Javascript for bug bounty hunters — part 1

Ahmed Ezzat (BitTheByte)
5 min readAug 18, 2020


As of today, I’ll start a series of articles targeting javascript files and it’s importance from a bug hunter perspective I’ll discuss the available attack vectors and problems

Chapter 1: The Technologies

In modern days no one directly uses javascript instead they use a framework especially if you are a company and want to get the work done as fast as possible. There are a lot of frameworks out there however all of them will just get translated back to javascript (with some fancy functions and wrappers). some of the frameworks are

  • React
  • Vue
  • Ember
  • Meteor
  • Mithril

You may get confused with all the available frameworks. but just know it’s all javascript with some fancy functions.

Chapter 3: Understanding ReactJS

React is one of the most successful libraries out there and it’s developed and maintained by Facebook

A pure hello world in React will look like this

After a fancy work is done on it it will be converted to intermediate javascript code like this

As you can see in itself the code is not pure javascript it still uses the React APIs. keep that in mind while reading the next chapter

Chapter 4: Attacking React.js

A simple hello world from ReactJs will not just include your code it will bundle the whole library code with it. Here is an example of built ReactJS application it’s also the same code that will be served to your browser

We will ignore all the files except main.[hash].js since this is will contain our code. opening it indeed reveals that it’s out hello world code

Our 1 line hello world code produced 17 lines of native javascript code. react tried to optimize and minify the code only strings will be constant however any variables or functions declared will be changed to much smaller and unreadable name this means decompiling and reverse engineering these files is a nightmare.

Chapter 4–1: .map files to the rescue!

The JavaScript sources executed by the browser are often transformed in some way from the original sources created by a developer. For example:

  • sources are often combined and minified to make delivering them from the server more efficient.
  • JavaScript running in a page is often machine-generated, as when compiled from a language like CoffeeScript or TypeScript.

In these situations, it’s much easier to debug the original source, rather than the source in the transformed state that the browser has downloaded. A source map is a file that maps from the transformed source to the original source, enabling the browser to reconstruct the original source and present the reconstructed original in the debugger.

By default, React generates map files and serve them to the browser, most of the developers don’t remove map files from the final build or forget to do so. giving us (as a bug hunters) a way to see and examine the original source code.

Chapter 4–2: Accessing the source code

By using the Chrome DevTools you will notice an orange colored folder appeared containing our original source code, not the minified version
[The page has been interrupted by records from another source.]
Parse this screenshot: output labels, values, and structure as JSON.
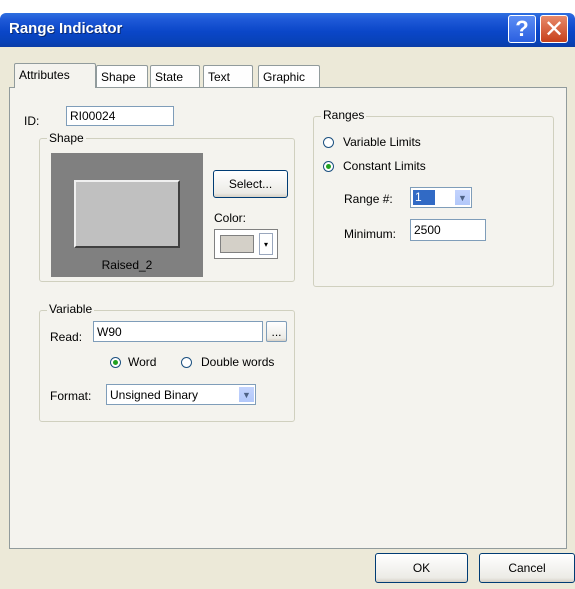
{
  "window": {
    "title": "Range Indicator",
    "help_glyph": "?",
    "close_glyph": "✕"
  },
  "tabs": [
    {
      "label": "Attributes",
      "active": true
    },
    {
      "label": "Shape"
    },
    {
      "label": "State"
    },
    {
      "label": "Text"
    },
    {
      "label": "Graphic"
    }
  ],
  "attributes": {
    "id_label": "ID:",
    "id_value": "RI00024",
    "shape": {
      "group_label": "Shape",
      "preview_label": "Raised_2",
      "select_button": "Select...",
      "color_label": "Color:",
      "color_value": "#d4d0c8"
    },
    "variable": {
      "group_label": "Variable",
      "read_label": "Read:",
      "read_value": "W90",
      "browse_button": "...",
      "word_label": "Word",
      "double_words_label": "Double words",
      "word_selected": true,
      "format_label": "Format:",
      "format_value": "Unsigned Binary"
    },
    "ranges": {
      "group_label": "Ranges",
      "variable_limits_label": "Variable Limits",
      "constant_limits_label": "Constant Limits",
      "constant_selected": true,
      "range_label": "Range #:",
      "range_value": "1",
      "minimum_label": "Minimum:",
      "minimum_value": "2500"
    }
  },
  "footer": {
    "ok_button": "OK",
    "cancel_button": "Cancel"
  }
}
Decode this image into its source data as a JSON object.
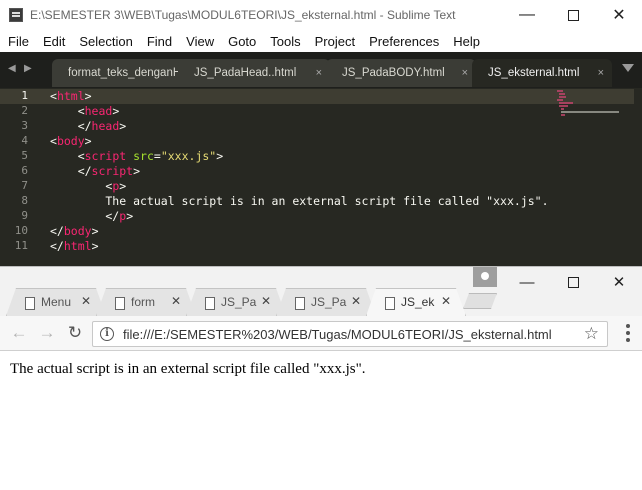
{
  "sublime": {
    "title": "E:\\SEMESTER 3\\WEB\\Tugas\\MODUL6TEORI\\JS_eksternal.html - Sublime Text",
    "menu": [
      "File",
      "Edit",
      "Selection",
      "Find",
      "View",
      "Goto",
      "Tools",
      "Project",
      "Preferences",
      "Help"
    ],
    "tabs": [
      {
        "label": "format_teks_denganH",
        "close": ""
      },
      {
        "label": "JS_PadaHead..html",
        "close": "×"
      },
      {
        "label": "JS_PadaBODY.html",
        "close": "×"
      },
      {
        "label": "JS_eksternal.html",
        "close": "×"
      }
    ],
    "active_tab": 3,
    "line_numbers": [
      "1",
      "2",
      "3",
      "4",
      "5",
      "6",
      "7",
      "8",
      "9",
      "10",
      "11"
    ],
    "current_line": 1,
    "code_lines": [
      [
        {
          "c": "p",
          "t": "<"
        },
        {
          "c": "t",
          "t": "html"
        },
        {
          "c": "p",
          "t": ">"
        }
      ],
      [
        {
          "c": "p",
          "t": "    <"
        },
        {
          "c": "t",
          "t": "head"
        },
        {
          "c": "p",
          "t": ">"
        }
      ],
      [
        {
          "c": "p",
          "t": "    </"
        },
        {
          "c": "t",
          "t": "head"
        },
        {
          "c": "p",
          "t": ">"
        }
      ],
      [
        {
          "c": "p",
          "t": "<"
        },
        {
          "c": "t",
          "t": "body"
        },
        {
          "c": "p",
          "t": ">"
        }
      ],
      [
        {
          "c": "p",
          "t": "    <"
        },
        {
          "c": "t",
          "t": "script"
        },
        {
          "c": "p",
          "t": " "
        },
        {
          "c": "a",
          "t": "src"
        },
        {
          "c": "p",
          "t": "="
        },
        {
          "c": "s",
          "t": "\"xxx.js\""
        },
        {
          "c": "p",
          "t": ">"
        }
      ],
      [
        {
          "c": "p",
          "t": "    </"
        },
        {
          "c": "t",
          "t": "script"
        },
        {
          "c": "p",
          "t": ">"
        }
      ],
      [
        {
          "c": "p",
          "t": "        <"
        },
        {
          "c": "t",
          "t": "p"
        },
        {
          "c": "p",
          "t": ">"
        }
      ],
      [
        {
          "c": "p",
          "t": "        The actual script is in an external script file called \"xxx.js\"."
        }
      ],
      [
        {
          "c": "p",
          "t": "        </"
        },
        {
          "c": "t",
          "t": "p"
        },
        {
          "c": "p",
          "t": ">"
        }
      ],
      [
        {
          "c": "p",
          "t": "</"
        },
        {
          "c": "t",
          "t": "body"
        },
        {
          "c": "p",
          "t": ">"
        }
      ],
      [
        {
          "c": "p",
          "t": "</"
        },
        {
          "c": "t",
          "t": "html"
        },
        {
          "c": "p",
          "t": ">"
        }
      ]
    ]
  },
  "chrome": {
    "tabs": [
      {
        "label": "Menu"
      },
      {
        "label": "form"
      },
      {
        "label": "JS_Pa"
      },
      {
        "label": "JS_Pa"
      },
      {
        "label": "JS_ek"
      }
    ],
    "active_tab": 4,
    "url": "file:///E:/SEMESTER%203/WEB/Tugas/MODUL6TEORI/JS_eksternal.html",
    "page_text": "The actual script is in an external script file called \"xxx.js\"."
  },
  "colors": {
    "editor_bg": "#272822",
    "tag": "#f92672",
    "attr": "#a6e22e",
    "string": "#e6db74",
    "text": "#f8f8f2"
  },
  "icons": {
    "window_minimize": "minimize-icon",
    "window_maximize": "maximize-icon",
    "window_close": "close-icon",
    "back": "arrow-left-icon",
    "forward": "arrow-right-icon",
    "reload": "reload-icon",
    "info": "info-icon",
    "bookmark": "star-icon",
    "menu": "more-vert-icon"
  }
}
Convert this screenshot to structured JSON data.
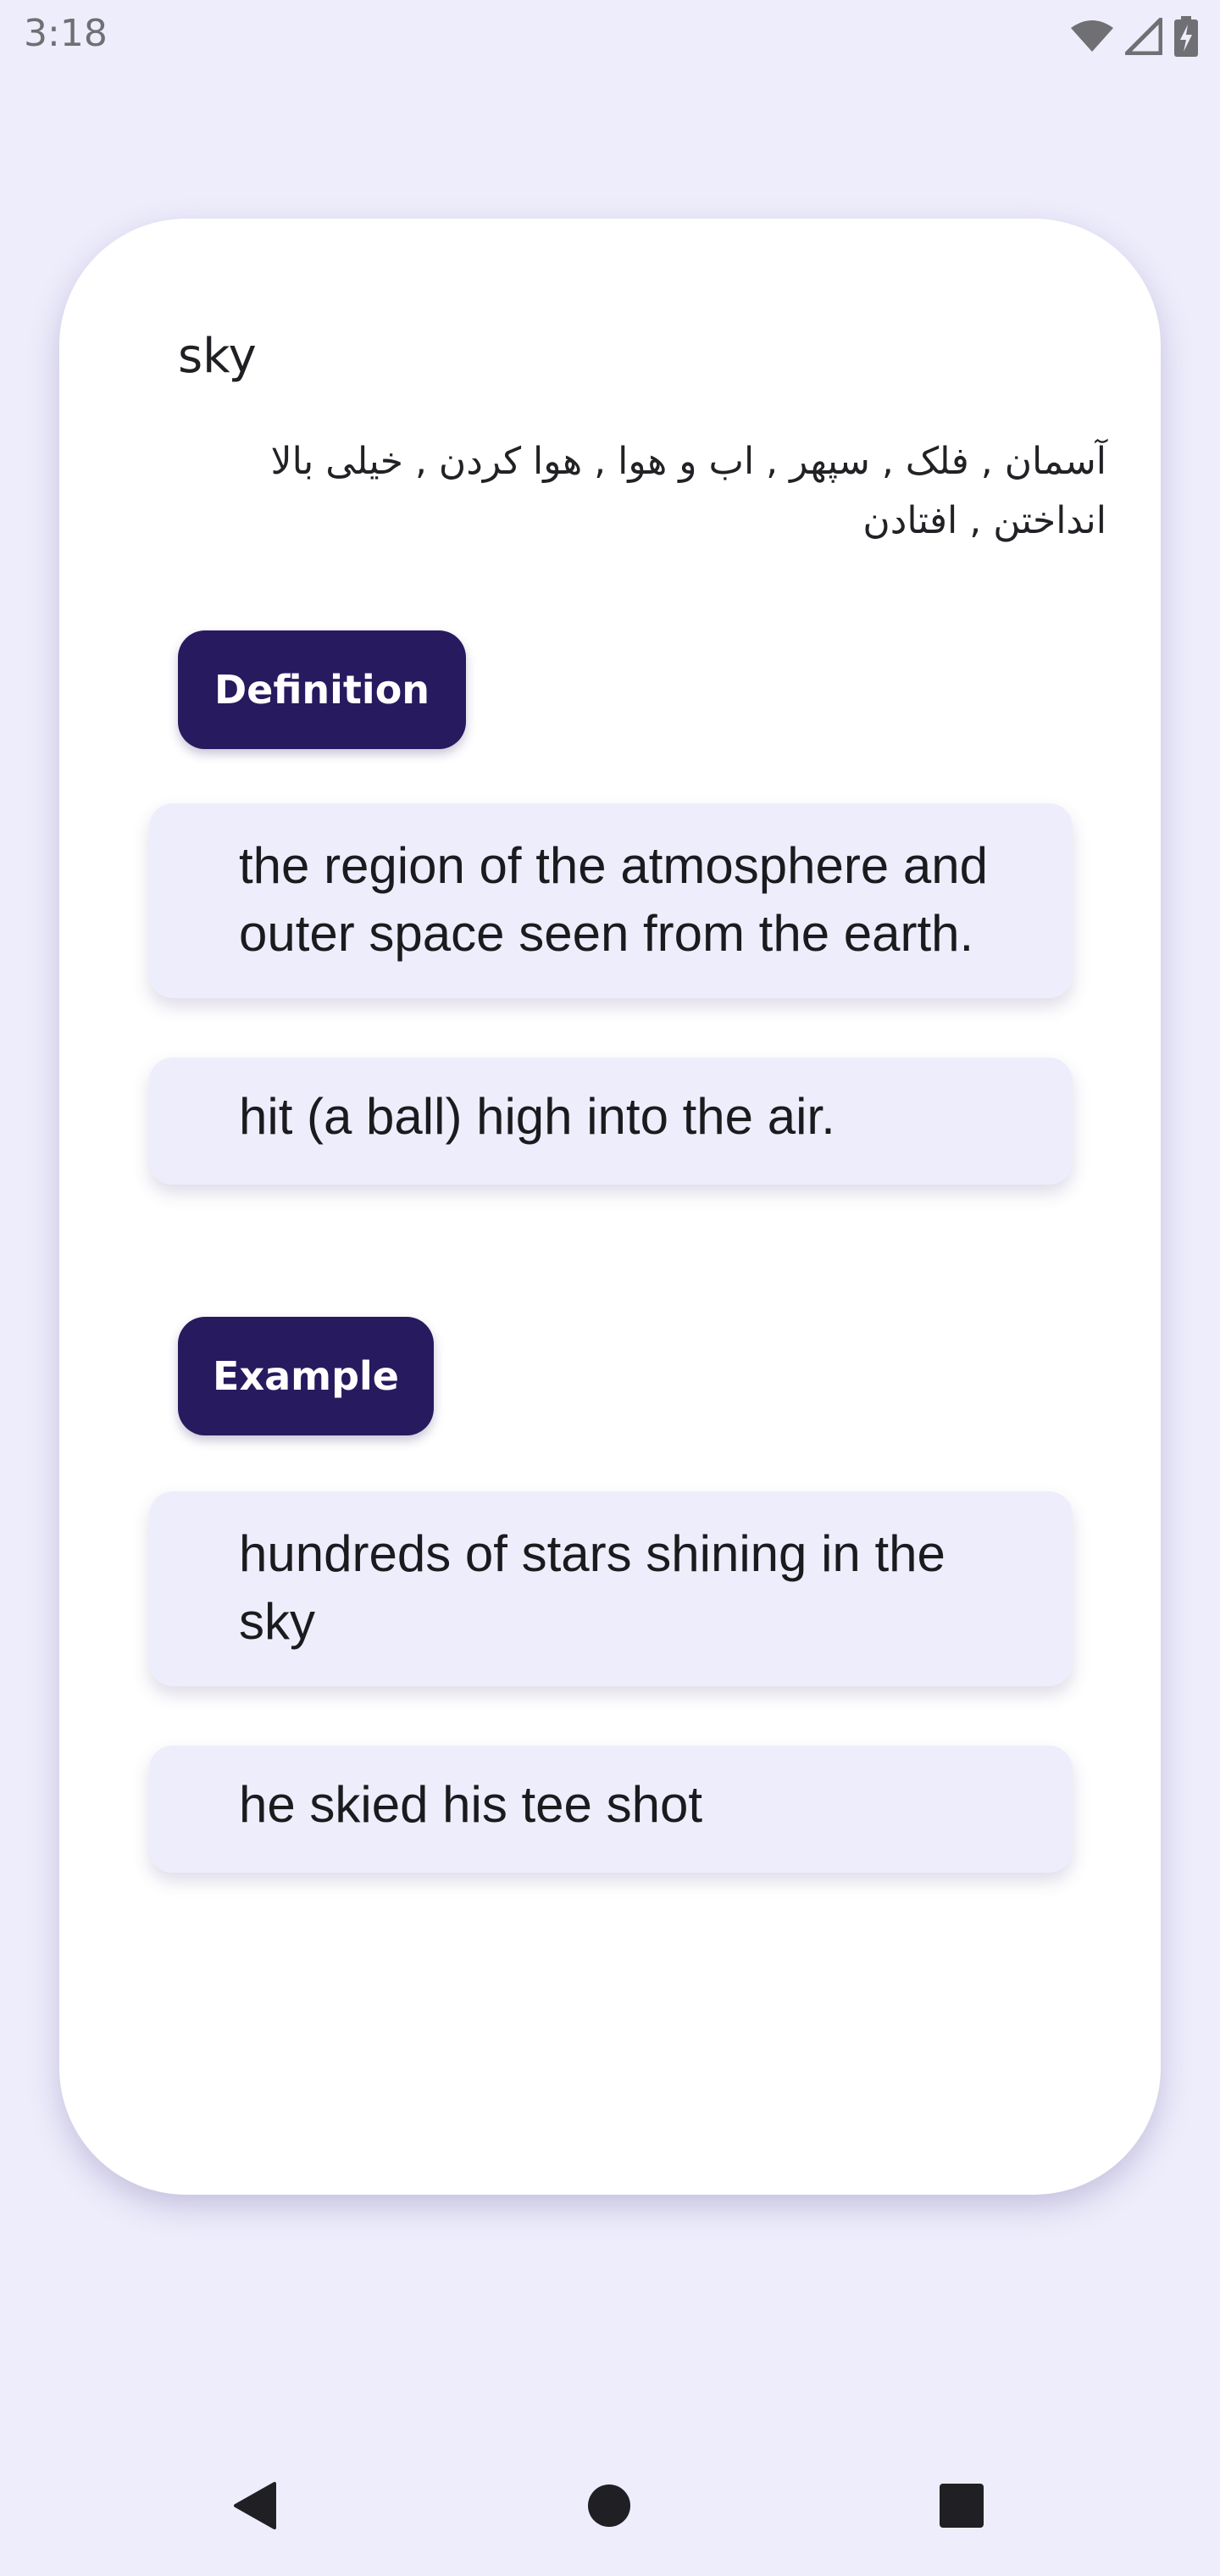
{
  "status_bar": {
    "time": "3:18",
    "icons": [
      "wifi-icon",
      "signal-icon",
      "battery-charging-icon"
    ]
  },
  "entry": {
    "word": "sky",
    "translation_line1": "آسمان , فلک , سپهر , اب و هوا , هوا کردن , خیلی بالا",
    "translation_line2": "انداختن , افتادن"
  },
  "definition": {
    "label": "Definition",
    "items": [
      {
        "line1": "the region of the atmosphere and",
        "line2": "outer space seen from the earth."
      },
      {
        "line1": "hit (a ball) high into the air."
      }
    ]
  },
  "example": {
    "label": "Example",
    "items": [
      {
        "line1": "hundreds of stars shining in the",
        "line2": "sky"
      },
      {
        "line1": "he skied his tee shot"
      }
    ]
  },
  "nav": {
    "icons": [
      "back-icon",
      "home-icon",
      "recents-icon"
    ]
  }
}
This is because Chrome identified the presence of a map file at the minified source code. How is that? - you ask. This is done by using this micro sourceMappingURL The browser will send a request to the specified URL (usually is the original javascript file path + .map) and decode the map file all that in the background


What if the micro is not present by default at the javascript files? A small tool I created is made to just solve this problem called BitMapper it’ll add the sourceMappingURL micro to every javascript file it sees giving us a way to force the browser to decode the hidden map files.

Using this trick will greatly improve the debugging process giving us a way to focus on the important stuff rather than waste time with understanding the minified code

At the next article, I’ll discuss how ReactJS divides javascript files to chunks and how to remerge them together to access the full source code + writeup and also will take a look at how to attack Meteor.js apps